## Your assignment
Scan the entries for lines with the word "blush" and copy those lines.
*** Opening of Dataset entries ***
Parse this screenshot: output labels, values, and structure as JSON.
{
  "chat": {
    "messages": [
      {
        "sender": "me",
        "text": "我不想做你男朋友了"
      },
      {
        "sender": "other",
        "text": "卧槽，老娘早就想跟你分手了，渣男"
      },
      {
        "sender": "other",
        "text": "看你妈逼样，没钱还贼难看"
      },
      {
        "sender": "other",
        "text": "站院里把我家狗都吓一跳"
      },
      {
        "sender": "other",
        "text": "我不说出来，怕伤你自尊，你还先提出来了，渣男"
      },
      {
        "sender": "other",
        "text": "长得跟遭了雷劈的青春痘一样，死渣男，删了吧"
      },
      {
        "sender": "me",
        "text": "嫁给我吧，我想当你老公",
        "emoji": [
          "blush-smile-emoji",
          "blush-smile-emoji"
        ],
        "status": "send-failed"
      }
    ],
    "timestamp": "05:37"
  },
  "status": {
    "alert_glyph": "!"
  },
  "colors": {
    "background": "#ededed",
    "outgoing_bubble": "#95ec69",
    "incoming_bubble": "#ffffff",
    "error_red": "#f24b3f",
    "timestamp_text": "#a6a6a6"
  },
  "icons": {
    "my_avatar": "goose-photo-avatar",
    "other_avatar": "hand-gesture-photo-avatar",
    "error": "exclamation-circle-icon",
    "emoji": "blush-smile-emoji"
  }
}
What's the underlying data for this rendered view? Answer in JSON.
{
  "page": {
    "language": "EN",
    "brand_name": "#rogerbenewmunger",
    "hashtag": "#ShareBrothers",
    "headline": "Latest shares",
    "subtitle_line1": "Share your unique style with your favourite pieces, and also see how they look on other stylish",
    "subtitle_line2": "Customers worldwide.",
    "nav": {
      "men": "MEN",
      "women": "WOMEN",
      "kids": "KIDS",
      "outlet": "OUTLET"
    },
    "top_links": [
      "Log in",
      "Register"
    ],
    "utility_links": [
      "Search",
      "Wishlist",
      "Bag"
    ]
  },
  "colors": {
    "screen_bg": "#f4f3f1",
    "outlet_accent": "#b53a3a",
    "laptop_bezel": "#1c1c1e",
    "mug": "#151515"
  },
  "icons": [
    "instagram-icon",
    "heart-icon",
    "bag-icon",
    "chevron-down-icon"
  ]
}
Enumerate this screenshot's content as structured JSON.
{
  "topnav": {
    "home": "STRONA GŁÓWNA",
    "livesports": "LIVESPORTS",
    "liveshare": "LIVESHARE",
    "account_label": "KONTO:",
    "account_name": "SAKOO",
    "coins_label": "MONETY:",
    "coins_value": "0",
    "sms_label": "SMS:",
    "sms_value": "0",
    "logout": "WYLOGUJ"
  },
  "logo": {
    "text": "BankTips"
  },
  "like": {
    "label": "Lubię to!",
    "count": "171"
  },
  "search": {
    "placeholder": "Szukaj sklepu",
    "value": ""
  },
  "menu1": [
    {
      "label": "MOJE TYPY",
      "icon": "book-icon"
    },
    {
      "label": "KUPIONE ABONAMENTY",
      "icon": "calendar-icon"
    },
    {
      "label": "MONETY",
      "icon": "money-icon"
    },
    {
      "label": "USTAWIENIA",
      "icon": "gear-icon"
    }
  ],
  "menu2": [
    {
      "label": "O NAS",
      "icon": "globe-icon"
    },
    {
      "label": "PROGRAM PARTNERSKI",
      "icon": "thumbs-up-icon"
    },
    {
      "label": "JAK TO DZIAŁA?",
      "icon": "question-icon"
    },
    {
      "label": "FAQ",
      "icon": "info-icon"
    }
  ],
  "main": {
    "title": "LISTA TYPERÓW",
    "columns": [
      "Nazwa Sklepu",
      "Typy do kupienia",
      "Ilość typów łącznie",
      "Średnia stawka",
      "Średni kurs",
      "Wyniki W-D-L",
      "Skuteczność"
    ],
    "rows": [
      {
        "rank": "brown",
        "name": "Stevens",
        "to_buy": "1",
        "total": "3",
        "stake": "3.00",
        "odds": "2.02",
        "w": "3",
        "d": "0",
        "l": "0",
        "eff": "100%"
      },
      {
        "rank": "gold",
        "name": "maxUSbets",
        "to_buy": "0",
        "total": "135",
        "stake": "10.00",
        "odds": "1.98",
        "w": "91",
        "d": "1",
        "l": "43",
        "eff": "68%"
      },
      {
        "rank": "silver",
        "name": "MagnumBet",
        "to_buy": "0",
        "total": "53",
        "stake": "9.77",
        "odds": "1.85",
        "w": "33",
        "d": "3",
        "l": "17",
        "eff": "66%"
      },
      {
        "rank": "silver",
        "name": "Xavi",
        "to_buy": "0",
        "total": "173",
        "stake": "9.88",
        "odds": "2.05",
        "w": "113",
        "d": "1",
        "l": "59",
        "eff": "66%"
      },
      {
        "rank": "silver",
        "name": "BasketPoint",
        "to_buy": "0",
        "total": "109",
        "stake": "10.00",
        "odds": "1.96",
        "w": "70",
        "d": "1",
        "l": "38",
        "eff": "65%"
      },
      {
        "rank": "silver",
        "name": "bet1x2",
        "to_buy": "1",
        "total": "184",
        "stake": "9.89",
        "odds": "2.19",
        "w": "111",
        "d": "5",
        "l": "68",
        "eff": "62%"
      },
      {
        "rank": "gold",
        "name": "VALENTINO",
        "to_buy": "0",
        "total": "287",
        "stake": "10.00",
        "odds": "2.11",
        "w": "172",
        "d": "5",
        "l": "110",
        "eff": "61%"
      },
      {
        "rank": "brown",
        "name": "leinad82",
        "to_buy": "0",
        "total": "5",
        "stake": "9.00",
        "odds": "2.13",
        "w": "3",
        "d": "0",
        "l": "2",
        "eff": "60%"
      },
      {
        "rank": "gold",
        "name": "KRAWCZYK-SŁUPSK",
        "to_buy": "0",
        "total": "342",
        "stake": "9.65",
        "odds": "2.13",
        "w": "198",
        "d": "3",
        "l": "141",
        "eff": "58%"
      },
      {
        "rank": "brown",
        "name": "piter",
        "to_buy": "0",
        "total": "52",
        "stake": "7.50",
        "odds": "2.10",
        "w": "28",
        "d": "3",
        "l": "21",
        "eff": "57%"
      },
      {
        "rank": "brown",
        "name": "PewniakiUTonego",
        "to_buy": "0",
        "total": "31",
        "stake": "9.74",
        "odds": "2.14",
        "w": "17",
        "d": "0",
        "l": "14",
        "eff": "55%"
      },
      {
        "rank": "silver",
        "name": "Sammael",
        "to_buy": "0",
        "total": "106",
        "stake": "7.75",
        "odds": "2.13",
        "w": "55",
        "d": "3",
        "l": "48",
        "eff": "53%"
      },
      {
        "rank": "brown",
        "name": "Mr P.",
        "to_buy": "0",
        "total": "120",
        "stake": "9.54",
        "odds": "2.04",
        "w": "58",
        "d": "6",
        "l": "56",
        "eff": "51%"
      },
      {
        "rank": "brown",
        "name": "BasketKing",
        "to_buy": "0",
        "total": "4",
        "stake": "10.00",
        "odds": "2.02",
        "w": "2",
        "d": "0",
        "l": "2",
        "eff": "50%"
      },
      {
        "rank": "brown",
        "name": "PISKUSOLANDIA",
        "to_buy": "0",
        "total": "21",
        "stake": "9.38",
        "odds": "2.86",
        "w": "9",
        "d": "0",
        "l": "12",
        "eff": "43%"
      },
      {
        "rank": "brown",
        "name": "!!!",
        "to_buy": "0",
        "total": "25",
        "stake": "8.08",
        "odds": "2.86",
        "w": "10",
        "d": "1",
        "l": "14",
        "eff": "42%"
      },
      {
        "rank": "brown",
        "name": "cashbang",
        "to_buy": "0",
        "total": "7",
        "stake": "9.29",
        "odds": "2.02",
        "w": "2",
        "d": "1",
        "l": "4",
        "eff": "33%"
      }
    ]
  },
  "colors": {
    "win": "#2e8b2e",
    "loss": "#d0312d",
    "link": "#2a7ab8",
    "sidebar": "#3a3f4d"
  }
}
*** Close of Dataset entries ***
## Exercise output
          "blush-smile-emoji",
          "blush-smile-emoji"
    "emoji": "blush-smile-emoji"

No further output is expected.